For enquiries concerned with Health and Well-Being Research please contact Dr Melissa Day ( or Dr Marcus Smith (


For the past 20 years pioneering work has taken place at the University of Chichester exploring the physiological demands of drumming (Smith, 2002) and the use of drumming as an intervention to improve mental and physical well-being (e.g., Bruchhage et al., 2020).

Fatigue erodes skill and for the drummer this may be experienced during a single performance (e.g. Glastonbury Festival) or over multiple performances (e.g. Blondie’s ‘No Exit’ World Tour). Research has demonstrated the intermittent nature of drumming, with maximum heart rate (Smith, 2008), significant energy expenditure (De la Rue, 2013) and high sweat rate (Smith, 2013) values being recorded.

The learning of a new skill requires the brain to adapt in terms of its structure and function. Research collaborations between the University of Chichester and colleagues at the Clem Burke Drumming Project ( have demonstrated drumming to be a potent stimulus for brain plasticity (Amad et al., 2017). Observed changes relate to the requirement of having to co-ordinate multiple limbs from the upper/lower and left/right side of the body (Bruchagge et al., 2020). Enhanced connectivity between different brain regions is of particular interest to those working in autism and may help explain our previous findings showing positive changes in behaviour among primary school children following drumming practice (Lowry et al., 2019).

We are interested in expanding our work in autism and commencing studies exploring the effect of drumming practice in ADHD (Attention Deficit Hyperactivity Disorder) and dementia.

Interested in finding out more about this research area or getting involved in our research projects? Please email Marcus Smith (


Amad, A., Seidman, J., Draper, S.B., Bruchhage, M.K., Lowry, R.G., Wheeler, J., Robertson, A., Williams, S.C.R. and Smith, M.S. (2017). Motor Learning Induces Plasticity in the Resting Brain – Drumming up a connection. Cerebral Cortex, 27 (3), 2010-2021.

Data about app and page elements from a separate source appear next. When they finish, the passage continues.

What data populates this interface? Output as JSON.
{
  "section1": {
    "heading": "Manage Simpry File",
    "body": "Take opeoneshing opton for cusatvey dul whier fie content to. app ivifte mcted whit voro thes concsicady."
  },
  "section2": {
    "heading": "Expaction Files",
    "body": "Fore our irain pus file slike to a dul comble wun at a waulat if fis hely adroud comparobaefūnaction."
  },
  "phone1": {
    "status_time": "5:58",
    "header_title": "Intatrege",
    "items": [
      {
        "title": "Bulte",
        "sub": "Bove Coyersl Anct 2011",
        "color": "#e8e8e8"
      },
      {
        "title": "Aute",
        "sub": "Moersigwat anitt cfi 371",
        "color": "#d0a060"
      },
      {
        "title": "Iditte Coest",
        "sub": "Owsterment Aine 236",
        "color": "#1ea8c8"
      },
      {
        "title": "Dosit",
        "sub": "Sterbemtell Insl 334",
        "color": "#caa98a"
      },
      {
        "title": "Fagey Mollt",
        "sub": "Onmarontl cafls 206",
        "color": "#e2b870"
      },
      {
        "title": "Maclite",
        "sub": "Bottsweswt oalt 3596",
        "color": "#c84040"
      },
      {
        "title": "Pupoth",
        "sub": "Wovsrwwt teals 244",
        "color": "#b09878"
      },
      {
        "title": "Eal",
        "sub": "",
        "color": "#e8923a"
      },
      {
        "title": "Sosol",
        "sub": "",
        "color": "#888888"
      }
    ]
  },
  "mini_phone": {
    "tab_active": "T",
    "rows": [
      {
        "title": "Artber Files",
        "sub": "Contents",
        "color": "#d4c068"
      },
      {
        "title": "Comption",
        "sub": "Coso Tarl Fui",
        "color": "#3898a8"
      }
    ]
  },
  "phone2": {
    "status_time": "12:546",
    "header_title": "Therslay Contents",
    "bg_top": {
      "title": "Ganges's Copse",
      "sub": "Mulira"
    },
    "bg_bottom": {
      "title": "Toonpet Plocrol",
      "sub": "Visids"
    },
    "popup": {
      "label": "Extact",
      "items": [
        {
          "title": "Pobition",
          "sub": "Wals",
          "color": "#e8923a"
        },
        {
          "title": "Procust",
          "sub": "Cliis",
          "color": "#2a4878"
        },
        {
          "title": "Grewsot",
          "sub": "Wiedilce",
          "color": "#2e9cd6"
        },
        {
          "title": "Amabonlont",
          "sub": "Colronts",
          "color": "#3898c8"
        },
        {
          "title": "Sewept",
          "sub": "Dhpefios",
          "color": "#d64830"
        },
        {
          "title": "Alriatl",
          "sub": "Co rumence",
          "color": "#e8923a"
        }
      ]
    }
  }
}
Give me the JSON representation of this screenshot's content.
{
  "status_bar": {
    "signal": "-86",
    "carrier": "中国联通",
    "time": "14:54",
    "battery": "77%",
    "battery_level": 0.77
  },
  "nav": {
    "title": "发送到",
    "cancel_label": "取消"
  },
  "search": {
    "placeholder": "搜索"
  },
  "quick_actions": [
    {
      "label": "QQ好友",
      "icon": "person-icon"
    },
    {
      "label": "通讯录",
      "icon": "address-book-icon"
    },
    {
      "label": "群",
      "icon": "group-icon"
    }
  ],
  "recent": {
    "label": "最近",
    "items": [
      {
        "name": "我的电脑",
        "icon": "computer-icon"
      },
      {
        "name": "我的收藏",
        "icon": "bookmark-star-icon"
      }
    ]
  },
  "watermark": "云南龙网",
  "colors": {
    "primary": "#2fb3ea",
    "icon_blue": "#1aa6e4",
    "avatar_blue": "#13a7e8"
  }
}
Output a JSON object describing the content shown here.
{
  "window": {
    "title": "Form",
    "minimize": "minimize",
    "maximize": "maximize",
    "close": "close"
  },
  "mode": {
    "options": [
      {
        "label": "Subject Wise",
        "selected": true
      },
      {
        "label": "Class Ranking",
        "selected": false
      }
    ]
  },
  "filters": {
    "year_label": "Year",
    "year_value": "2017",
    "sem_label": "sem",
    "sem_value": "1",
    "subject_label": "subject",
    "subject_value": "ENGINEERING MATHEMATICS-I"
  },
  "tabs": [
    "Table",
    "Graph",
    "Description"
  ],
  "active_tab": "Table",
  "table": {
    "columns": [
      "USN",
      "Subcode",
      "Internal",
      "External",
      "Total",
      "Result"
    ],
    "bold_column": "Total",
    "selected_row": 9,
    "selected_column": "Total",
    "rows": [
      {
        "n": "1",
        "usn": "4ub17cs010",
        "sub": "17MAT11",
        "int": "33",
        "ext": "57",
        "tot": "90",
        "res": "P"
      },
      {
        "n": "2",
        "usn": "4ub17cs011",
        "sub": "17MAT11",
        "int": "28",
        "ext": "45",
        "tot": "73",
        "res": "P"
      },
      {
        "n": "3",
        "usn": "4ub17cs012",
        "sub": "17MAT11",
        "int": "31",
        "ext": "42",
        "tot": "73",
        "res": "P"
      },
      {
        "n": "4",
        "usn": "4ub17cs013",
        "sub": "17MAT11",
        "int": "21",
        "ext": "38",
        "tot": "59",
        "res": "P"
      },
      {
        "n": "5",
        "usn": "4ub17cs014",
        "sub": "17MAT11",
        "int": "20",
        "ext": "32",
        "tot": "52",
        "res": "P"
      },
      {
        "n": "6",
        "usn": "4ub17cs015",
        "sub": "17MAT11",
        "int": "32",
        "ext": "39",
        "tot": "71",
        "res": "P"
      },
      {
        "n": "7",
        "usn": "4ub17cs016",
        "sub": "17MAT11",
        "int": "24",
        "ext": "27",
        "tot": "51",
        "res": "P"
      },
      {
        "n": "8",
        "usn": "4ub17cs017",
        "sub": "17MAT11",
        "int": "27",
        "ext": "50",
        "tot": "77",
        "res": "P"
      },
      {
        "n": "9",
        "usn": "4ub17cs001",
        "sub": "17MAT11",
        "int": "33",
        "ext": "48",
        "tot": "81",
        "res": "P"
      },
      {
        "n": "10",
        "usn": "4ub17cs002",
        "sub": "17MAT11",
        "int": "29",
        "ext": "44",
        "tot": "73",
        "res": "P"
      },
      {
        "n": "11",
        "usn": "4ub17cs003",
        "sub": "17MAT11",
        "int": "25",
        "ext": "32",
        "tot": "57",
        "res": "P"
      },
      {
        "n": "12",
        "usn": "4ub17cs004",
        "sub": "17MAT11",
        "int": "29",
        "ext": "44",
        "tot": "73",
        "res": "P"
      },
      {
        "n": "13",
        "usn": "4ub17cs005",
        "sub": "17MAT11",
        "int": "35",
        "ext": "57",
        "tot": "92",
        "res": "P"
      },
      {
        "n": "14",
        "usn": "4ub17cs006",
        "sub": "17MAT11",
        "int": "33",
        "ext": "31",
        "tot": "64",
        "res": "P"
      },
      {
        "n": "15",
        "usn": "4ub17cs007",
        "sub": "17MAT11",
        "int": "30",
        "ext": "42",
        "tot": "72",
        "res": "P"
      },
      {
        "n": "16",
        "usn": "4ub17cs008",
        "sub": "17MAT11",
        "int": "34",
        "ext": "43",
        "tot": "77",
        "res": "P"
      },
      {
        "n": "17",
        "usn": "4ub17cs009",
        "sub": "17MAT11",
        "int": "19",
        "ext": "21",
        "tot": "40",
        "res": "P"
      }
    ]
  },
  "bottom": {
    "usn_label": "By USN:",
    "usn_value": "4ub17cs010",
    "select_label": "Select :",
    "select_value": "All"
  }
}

Bruchhage, M.K., Amad, A., Draper, S.B., Seidman, J., Lacerda, L., Laguna, P.L., Lowry, R.G., Wheeler, J., Robertson, A., Dell’Acqua, F., Smith, M.S. and Williams, S.C.R. (2020). Drum training induces long term plasticity in the cerebellum and connected cortical thickness. Scientific Reports, 10 (1), article number 10116.

De La Rue, S.E., Draper, S.B., Potter C.R. and Smith M.S. (2013). Energy Expenditure in Rock/Pop Drumming. International Journal of Sports Medicine,  34 (10): 868-72.  

Lowry, R. G., Hale, B., Draper, S. and Smith, M. (2019). Rock drumming enhances motor and psychosocial skills of children with emotional and behavioural difficulties.  International Journal of Developmental Difficulties, 65 (3), 152-161.

Smith, M.S. (2002). Physiological Analysis of Clem Burke during Blondie’s ‘No Exit’ World Tour. In Blondie, From Punk to the Present: A Pictorial History. Editor: Metz, A. Music Legacy Publications, 429-431.

Smith M.S., Burke C., Draper S.B. and Potter C. (2008). Physiological demands of rock drumming – case study. Journal of Sports Sciences, 26: 1, S115-116.

Smith M.S. and Draper S.B. (2013). Effects of a hot and humid environment on drumming performance – a case study’. Proceedings of the European College of Sport Science, Barcelona, 459.

Physical activity in lower-limb amputees

Concussion in Football

Workplace Physical Activity